Brazil’s Sítio Roberto Burle Marx has been selected as world heritage under the category cultural landscape by the United Nations Organization for Education, Science, and Culture (Unesco). This is the 23rd Brazilian location on the world heritage list. Located in Barra de Guaratiba, western Rio de Janeiro, the 407 thousand m³ forested space is home to a collection of more than 3.5 thousand tropical and subtropical plant species.
Brazil’s candidacy was considered during the 44th session of Unesco’s Heritage Committee, which started last Saturday (Jul. 24) and should last until July 31 in Fuzhou, China. Unesco’s grant was announced Tuesday (27).
On one of its social networking pages, the Sítio declared that the registration on the world heritage list means that these sites, so special for Brazil, also hold “exceptional universal value” for humankind. “The World Heritage is crucial for the memory, identity and creativity of the people and the wealth of cultures, as it seeks to promote the identification, protection, and preservation of the cultural and natural heritage of the whole planet.”
The Sítio is a special unit of Brazil’s National Institute of Historic and Artistic Heritage (IPHAN), an autonomous federal agency linked to the Special Secretariat for Culture and the Ministry of Tourism. In the opinion of Claudia Storino, the Sítio’s director, the place itself is a work of art, where landscapes are the main highlight keeping all its elements connected and providing them with their powerful personality.
“The Sítio’s garden areas materialize both the landscape principles of Burle Marx’s work and the processes of analysis, cultivation, and experimentation that boosted the creation of the modern tropical landscaping,” Storino declared in a note.
For IPHAN President Larissa Peixoto, the title makes Brazil, IPHAN, and the Brazilian people proud. “The recognition builds a commitment to cherish exceptional values that make this place important to all humanity. We have the mission to preserve this space of learning and of the promotion of knowledge about nature, landscaping, art, and botany for future generations,” she said.

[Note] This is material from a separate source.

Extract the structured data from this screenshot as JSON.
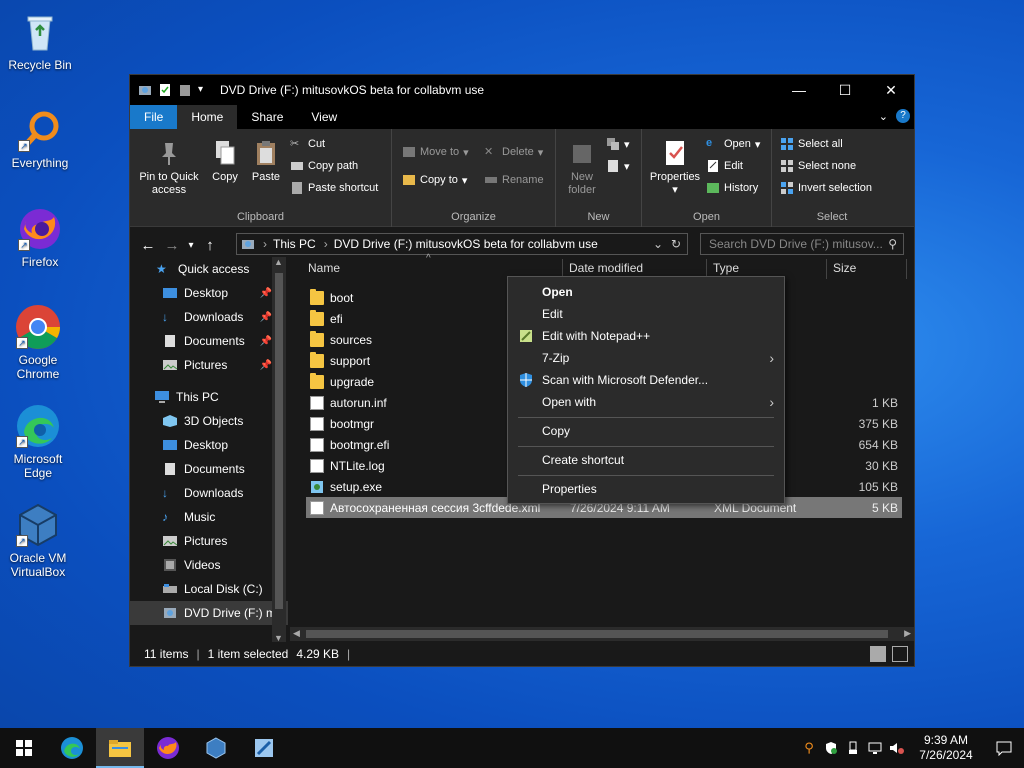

The old Sítio Santo Antônio da Bica, a ranch acquired in 1949 by Roberto Burle Marx and his brother Guilherme Siegfried, gave rise to the present-day Sítio Burle Marx. The location features lush mangrove, restinga, and Atlantic Forest vegetation, preserved by the Pedra Branca State Park. Later on, the brothers purchased other properties that were annexed to the Sítio.
The area underwent interventions before it was transformed into the laboratory planned by Burle Marx. In 1985, the landscape architect donated the place to the federal government, to ensure the continuity of studies, the dissemination of acquired knowledge, and the sharing of the space with society. IPHAN took over the management of the Sítio in 1994, after Burle Marx’s death.
Gardens, plant nurseries, seven buildings, and six lakes make up the site, which also offers the public a museum archive of over 3 thousand items, including collections of Cusco, pre-Colombian, and Brazilian religious and popular art, in addition to works by Burle Marx himself.
To vie for the Unesco’s world heritage title, the Sítio was subject to a re-qualification process that started in October 2018 and was concluded in February this year. By means of the Cultural Incentive Law, Brazil’s National Economic and Social Development Bank (BNDES) has invested approximately R$ 5.4 million in local interventions, aiming to enhance visiting areas, implement accessibility, expand public access, and optimize research efforts.
Known worldwide as one of the main landscaping names in the 20th century, Roberto Burle Marx was also a visual artist, a painter, a sculptor, a jewelry artist, a costume and set designer, a potter, and a tapestry weaver.
Born in São Paulo, he was raised in Rio de Janeiro, where he died on June 4, 1994. Having devised thousands of projects scattered across the world, Burle Marx conceived major landscapes, like the gardens in the Complexo da Pampulha, in 1942; the garden at the Museu de Arte Moderna do Rio de Janeiro, in 1954; the landscaping at the Aterro do Flamengo, in 1961; the gardens at the Unesco headquarters in Paris; and the famous patterns of the Copacabana promenade, in 1970; among others.
Burle Marx introduced modern landscaping in Brazil and was one of the first landscaping architects to use native Brazilian plants in their projects. Being one of the pioneering environmentalists to advocate for the conservation of tropical forests in Brazil, he organized a range of expeditions and excursions through Brazilian biomes, where he discovered over 30 new plant species which were later on named after him.
Burle Marx lived in the Sítio from 1973 through 1994, and gathered plants from a number of locations the world over, some threatened with extinction.